Start of Input for this task
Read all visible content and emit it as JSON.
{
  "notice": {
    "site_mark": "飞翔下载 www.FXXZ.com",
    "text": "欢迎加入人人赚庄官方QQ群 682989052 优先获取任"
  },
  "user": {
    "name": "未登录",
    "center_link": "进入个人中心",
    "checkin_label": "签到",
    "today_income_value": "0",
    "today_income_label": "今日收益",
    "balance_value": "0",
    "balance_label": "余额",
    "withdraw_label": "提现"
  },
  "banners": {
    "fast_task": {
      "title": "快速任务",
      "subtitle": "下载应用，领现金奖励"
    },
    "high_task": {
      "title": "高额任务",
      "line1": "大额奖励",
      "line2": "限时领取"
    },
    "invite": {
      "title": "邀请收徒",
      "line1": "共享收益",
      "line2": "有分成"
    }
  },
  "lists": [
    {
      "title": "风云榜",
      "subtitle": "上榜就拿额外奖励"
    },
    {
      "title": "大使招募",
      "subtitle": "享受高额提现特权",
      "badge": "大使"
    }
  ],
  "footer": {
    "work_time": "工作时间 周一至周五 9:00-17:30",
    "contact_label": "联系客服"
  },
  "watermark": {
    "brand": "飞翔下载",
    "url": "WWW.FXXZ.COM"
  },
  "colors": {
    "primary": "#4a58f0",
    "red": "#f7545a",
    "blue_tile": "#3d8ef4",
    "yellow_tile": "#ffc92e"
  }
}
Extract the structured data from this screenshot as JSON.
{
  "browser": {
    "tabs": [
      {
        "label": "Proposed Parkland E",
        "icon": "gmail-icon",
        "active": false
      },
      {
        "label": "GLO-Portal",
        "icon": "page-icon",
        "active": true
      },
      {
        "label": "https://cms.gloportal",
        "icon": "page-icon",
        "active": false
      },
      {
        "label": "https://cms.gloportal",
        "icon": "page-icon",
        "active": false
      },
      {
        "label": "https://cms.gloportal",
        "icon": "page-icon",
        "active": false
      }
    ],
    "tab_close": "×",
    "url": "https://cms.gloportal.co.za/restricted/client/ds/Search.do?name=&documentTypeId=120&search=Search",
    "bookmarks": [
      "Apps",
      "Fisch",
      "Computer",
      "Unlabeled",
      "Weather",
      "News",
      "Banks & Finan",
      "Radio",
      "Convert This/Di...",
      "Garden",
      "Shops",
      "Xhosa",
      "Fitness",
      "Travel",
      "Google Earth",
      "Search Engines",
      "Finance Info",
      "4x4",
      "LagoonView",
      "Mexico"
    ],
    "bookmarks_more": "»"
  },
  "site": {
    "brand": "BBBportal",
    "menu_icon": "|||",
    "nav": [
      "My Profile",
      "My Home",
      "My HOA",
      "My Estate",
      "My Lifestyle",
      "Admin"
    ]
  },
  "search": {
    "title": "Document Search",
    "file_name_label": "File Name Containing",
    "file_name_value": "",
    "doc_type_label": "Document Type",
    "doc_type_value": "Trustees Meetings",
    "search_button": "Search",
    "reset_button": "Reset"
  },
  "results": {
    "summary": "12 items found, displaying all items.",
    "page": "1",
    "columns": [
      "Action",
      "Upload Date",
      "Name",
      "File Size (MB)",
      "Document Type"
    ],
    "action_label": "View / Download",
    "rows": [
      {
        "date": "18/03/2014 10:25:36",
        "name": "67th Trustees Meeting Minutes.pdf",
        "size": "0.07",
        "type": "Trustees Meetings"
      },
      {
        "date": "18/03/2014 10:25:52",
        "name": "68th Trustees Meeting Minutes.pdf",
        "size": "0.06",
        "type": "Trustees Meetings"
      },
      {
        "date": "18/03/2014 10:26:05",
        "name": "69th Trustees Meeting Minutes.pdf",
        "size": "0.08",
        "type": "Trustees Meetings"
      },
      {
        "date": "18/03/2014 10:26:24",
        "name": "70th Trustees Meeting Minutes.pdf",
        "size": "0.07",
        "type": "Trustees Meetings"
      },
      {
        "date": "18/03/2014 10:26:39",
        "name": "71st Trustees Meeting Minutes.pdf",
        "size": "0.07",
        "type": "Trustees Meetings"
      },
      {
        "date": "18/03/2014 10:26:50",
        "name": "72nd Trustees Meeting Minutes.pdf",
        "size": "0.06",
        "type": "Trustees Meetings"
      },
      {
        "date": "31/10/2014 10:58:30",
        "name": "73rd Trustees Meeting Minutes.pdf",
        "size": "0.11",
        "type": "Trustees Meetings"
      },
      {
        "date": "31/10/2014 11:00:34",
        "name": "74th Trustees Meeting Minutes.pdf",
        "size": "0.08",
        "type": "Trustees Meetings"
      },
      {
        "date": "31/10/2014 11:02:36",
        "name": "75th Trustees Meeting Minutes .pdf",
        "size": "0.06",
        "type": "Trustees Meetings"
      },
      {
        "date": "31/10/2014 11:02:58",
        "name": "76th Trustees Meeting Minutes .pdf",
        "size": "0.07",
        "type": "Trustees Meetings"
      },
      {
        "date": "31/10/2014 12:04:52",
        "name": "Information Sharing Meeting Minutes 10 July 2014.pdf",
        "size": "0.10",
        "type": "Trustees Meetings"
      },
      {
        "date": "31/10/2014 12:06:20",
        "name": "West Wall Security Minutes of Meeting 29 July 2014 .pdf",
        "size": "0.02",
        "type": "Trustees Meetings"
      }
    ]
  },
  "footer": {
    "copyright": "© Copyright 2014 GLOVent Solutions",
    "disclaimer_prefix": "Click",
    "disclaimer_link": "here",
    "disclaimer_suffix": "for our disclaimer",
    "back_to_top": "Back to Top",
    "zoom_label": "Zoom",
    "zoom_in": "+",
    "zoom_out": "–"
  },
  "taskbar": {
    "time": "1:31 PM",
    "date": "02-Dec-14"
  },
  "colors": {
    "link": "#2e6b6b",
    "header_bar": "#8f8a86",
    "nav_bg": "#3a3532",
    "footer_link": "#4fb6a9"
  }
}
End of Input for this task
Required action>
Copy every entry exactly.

Output of the task>
Read all visible content and emit it as JSON.
{
  "notice": {
    "site_mark": "飞翔下载 www.FXXZ.com",
    "text": "欢迎加入人人赚庄官方QQ群 682989052 优先获取任"
  },
  "user": {
    "name": "未登录",
    "center_link": "进入个人中心",
    "checkin_label": "签到",
    "today_income_value": "0",
    "today_income_label": "今日收益",
    "balance_value": "0",
    "balance_label": "余额",
    "withdraw_label": "提现"
  },
  "banners": {
    "fast_task": {
      "title": "快速任务",
      "subtitle": "下载应用，领现金奖励"
    },
    "high_task": {
      "title": "高额任务",
      "line1": "大额奖励",
      "line2": "限时领取"
    },
    "invite": {
      "title": "邀请收徒",
      "line1": "共享收益",
      "line2": "有分成"
    }
  },
  "lists": [
    {
      "title": "风云榜",
      "subtitle": "上榜就拿额外奖励"
    },
    {
      "title": "大使招募",
      "subtitle": "享受高额提现特权",
      "badge": "大使"
    }
  ],
  "footer": {
    "work_time": "工作时间 周一至周五 9:00-17:30",
    "contact_label": "联系客服"
  },
  "watermark": {
    "brand": "飞翔下载",
    "url": "WWW.FXXZ.COM"
  },
  "colors": {
    "primary": "#4a58f0",
    "red": "#f7545a",
    "blue_tile": "#3d8ef4",
    "yellow_tile": "#ffc92e"
  }
}
Extract the structured data from this screenshot as JSON.
{
  "browser": {
    "tabs": [
      {
        "label": "Proposed Parkland E",
        "icon": "gmail-icon",
        "active": false
      },
      {
        "label": "GLO-Portal",
        "icon": "page-icon",
        "active": true
      },
      {
        "label": "https://cms.gloportal",
        "icon": "page-icon",
        "active": false
      },
      {
        "label": "https://cms.gloportal",
        "icon": "page-icon",
        "active": false
      },
      {
        "label": "https://cms.gloportal",
        "icon": "page-icon",
        "active": false
      }
    ],
    "tab_close": "×",
    "url": "https://cms.gloportal.co.za/restricted/client/ds/Search.do?name=&documentTypeId=120&search=Search",
    "bookmarks": [
      "Apps",
      "Fisch",
      "Computer",
      "Unlabeled",
      "Weather",
      "News",
      "Banks & Finan",
      "Radio",
      "Convert This/Di...",
      "Garden",
      "Shops",
      "Xhosa",
      "Fitness",
      "Travel",
      "Google Earth",
      "Search Engines",
      "Finance Info",
      "4x4",
      "LagoonView",
      "Mexico"
    ],
    "bookmarks_more": "»"
  },
  "site": {
    "brand": "BBBportal",
    "menu_icon": "|||",
    "nav": [
      "My Profile",
      "My Home",
      "My HOA",
      "My Estate",
      "My Lifestyle",
      "Admin"
    ]
  },
  "search": {
    "title": "Document Search",
    "file_name_label": "File Name Containing",
    "file_name_value": "",
    "doc_type_label": "Document Type",
    "doc_type_value": "Trustees Meetings",
    "search_button": "Search",
    "reset_button": "Reset"
  },
  "results": {
    "summary": "12 items found, displaying all items.",
    "page": "1",
    "columns": [
      "Action",
      "Upload Date",
      "Name",
      "File Size (MB)",
      "Document Type"
    ],
    "action_label": "View / Download",
    "rows": [
      {
        "date": "18/03/2014 10:25:36",
        "name": "67th Trustees Meeting Minutes.pdf",
        "size": "0.07",
        "type": "Trustees Meetings"
      },
      {
        "date": "18/03/2014 10:25:52",
        "name": "68th Trustees Meeting Minutes.pdf",
        "size": "0.06",
        "type": "Trustees Meetings"
      },
      {
        "date": "18/03/2014 10:26:05",
        "name": "69th Trustees Meeting Minutes.pdf",
        "size": "0.08",
        "type": "Trustees Meetings"
      },
      {
        "date": "18/03/2014 10:26:24",
        "name": "70th Trustees Meeting Minutes.pdf",
        "size": "0.07",
        "type": "Trustees Meetings"
      },
      {
        "date": "18/03/2014 10:26:39",
        "name": "71st Trustees Meeting Minutes.pdf",
        "size": "0.07",
        "type": "Trustees Meetings"
      },
      {
        "date": "18/03/2014 10:26:50",
        "name": "72nd Trustees Meeting Minutes.pdf",
        "size": "0.06",
        "type": "Trustees Meetings"
      },
      {
        "date": "31/10/2014 10:58:30",
        "name": "73rd Trustees Meeting Minutes.pdf",
        "size": "0.11",
        "type": "Trustees Meetings"
      },
      {
        "date": "31/10/2014 11:00:34",
        "name": "74th Trustees Meeting Minutes.pdf",
        "size": "0.08",
        "type": "Trustees Meetings"
      },
      {
        "date": "31/10/2014 11:02:36",
        "name": "75th Trustees Meeting Minutes .pdf",
        "size": "0.06",
        "type": "Trustees Meetings"
      },
      {
        "date": "31/10/2014 11:02:58",
        "name": "76th Trustees Meeting Minutes .pdf",
        "size": "0.07",
        "type": "Trustees Meetings"
      },
      {
        "date": "31/10/2014 12:04:52",
        "name": "Information Sharing Meeting Minutes 10 July 2014.pdf",
        "size": "0.10",
        "type": "Trustees Meetings"
      },
      {
        "date": "31/10/2014 12:06:20",
        "name": "West Wall Security Minutes of Meeting 29 July 2014 .pdf",
        "size": "0.02",
        "type": "Trustees Meetings"
      }
    ]
  },
  "footer": {
    "copyright": "© Copyright 2014 GLOVent Solutions",
    "disclaimer_prefix": "Click",
    "disclaimer_link": "here",
    "disclaimer_suffix": "for our disclaimer",
    "back_to_top": "Back to Top",
    "zoom_label": "Zoom",
    "zoom_in": "+",
    "zoom_out": "–"
  },
  "taskbar": {
    "time": "1:31 PM",
    "date": "02-Dec-14"
  },
  "colors": {
    "link": "#2e6b6b",
    "header_bar": "#8f8a86",
    "nav_bg": "#3a3532",
    "footer_link": "#4fb6a9"
  }
}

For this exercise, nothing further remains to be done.